▸ Instructions for the task:
Each entry below must be repeated word for word.

▸ Given data:
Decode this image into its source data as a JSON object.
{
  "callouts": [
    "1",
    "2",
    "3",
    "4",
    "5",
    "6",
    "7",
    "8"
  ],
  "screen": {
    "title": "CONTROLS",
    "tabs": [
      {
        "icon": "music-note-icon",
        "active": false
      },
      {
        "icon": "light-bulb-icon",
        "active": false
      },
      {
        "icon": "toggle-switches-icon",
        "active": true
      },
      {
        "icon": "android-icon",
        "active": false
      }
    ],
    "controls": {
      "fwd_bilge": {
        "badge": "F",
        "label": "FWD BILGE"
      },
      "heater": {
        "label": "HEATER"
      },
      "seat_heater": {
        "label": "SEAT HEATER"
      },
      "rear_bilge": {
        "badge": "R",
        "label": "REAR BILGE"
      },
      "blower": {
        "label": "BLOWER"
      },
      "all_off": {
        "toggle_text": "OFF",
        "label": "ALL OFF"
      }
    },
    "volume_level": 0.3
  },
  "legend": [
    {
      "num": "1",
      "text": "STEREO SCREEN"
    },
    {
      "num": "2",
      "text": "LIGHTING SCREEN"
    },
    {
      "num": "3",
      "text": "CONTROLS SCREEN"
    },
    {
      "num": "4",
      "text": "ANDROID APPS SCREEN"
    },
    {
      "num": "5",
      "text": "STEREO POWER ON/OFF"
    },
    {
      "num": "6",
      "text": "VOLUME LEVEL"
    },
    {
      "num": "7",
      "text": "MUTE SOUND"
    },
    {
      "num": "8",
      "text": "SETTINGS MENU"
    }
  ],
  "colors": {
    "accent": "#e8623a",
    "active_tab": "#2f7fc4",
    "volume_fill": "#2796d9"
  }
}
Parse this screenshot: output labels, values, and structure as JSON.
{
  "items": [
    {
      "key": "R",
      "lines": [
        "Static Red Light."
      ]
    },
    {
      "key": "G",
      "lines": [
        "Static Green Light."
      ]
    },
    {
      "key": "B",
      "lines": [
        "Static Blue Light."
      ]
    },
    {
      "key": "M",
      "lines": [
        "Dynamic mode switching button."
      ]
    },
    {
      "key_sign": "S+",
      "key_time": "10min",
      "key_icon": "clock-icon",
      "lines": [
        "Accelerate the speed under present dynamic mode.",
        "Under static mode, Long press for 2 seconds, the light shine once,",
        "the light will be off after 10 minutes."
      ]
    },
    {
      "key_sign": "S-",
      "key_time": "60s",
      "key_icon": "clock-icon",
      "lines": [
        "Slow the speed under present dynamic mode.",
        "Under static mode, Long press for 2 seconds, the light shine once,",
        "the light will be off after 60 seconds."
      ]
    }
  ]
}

▸ Output:
Decode this image into its source data as a JSON object.
{
  "callouts": [
    "1",
    "2",
    "3",
    "4",
    "5",
    "6",
    "7",
    "8"
  ],
  "screen": {
    "title": "CONTROLS",
    "tabs": [
      {
        "icon": "music-note-icon",
        "active": false
      },
      {
        "icon": "light-bulb-icon",
        "active": false
      },
      {
        "icon": "toggle-switches-icon",
        "active": true
      },
      {
        "icon": "android-icon",
        "active": false
      }
    ],
    "controls": {
      "fwd_bilge": {
        "badge": "F",
        "label": "FWD BILGE"
      },
      "heater": {
        "label": "HEATER"
      },
      "seat_heater": {
        "label": "SEAT HEATER"
      },
      "rear_bilge": {
        "badge": "R",
        "label": "REAR BILGE"
      },
      "blower": {
        "label": "BLOWER"
      },
      "all_off": {
        "toggle_text": "OFF",
        "label": "ALL OFF"
      }
    },
    "volume_level": 0.3
  },
  "legend": [
    {
      "num": "1",
      "text": "STEREO SCREEN"
    },
    {
      "num": "2",
      "text": "LIGHTING SCREEN"
    },
    {
      "num": "3",
      "text": "CONTROLS SCREEN"
    },
    {
      "num": "4",
      "text": "ANDROID APPS SCREEN"
    },
    {
      "num": "5",
      "text": "STEREO POWER ON/OFF"
    },
    {
      "num": "6",
      "text": "VOLUME LEVEL"
    },
    {
      "num": "7",
      "text": "MUTE SOUND"
    },
    {
      "num": "8",
      "text": "SETTINGS MENU"
    }
  ],
  "colors": {
    "accent": "#e8623a",
    "active_tab": "#2f7fc4",
    "volume_fill": "#2796d9"
  }
}
Parse this screenshot: output labels, values, and structure as JSON.
{
  "items": [
    {
      "key": "R",
      "lines": [
        "Static Red Light."
      ]
    },
    {
      "key": "G",
      "lines": [
        "Static Green Light."
      ]
    },
    {
      "key": "B",
      "lines": [
        "Static Blue Light."
      ]
    },
    {
      "key": "M",
      "lines": [
        "Dynamic mode switching button."
      ]
    },
    {
      "key_sign": "S+",
      "key_time": "10min",
      "key_icon": "clock-icon",
      "lines": [
        "Accelerate the speed under present dynamic mode.",
        "Under static mode, Long press for 2 seconds, the light shine once,",
        "the light will be off after 10 minutes."
      ]
    },
    {
      "key_sign": "S-",
      "key_time": "60s",
      "key_icon": "clock-icon",
      "lines": [
        "Slow the speed under present dynamic mode.",
        "Under static mode, Long press for 2 seconds, the light shine once,",
        "the light will be off after 60 seconds."
      ]
    }
  ]
}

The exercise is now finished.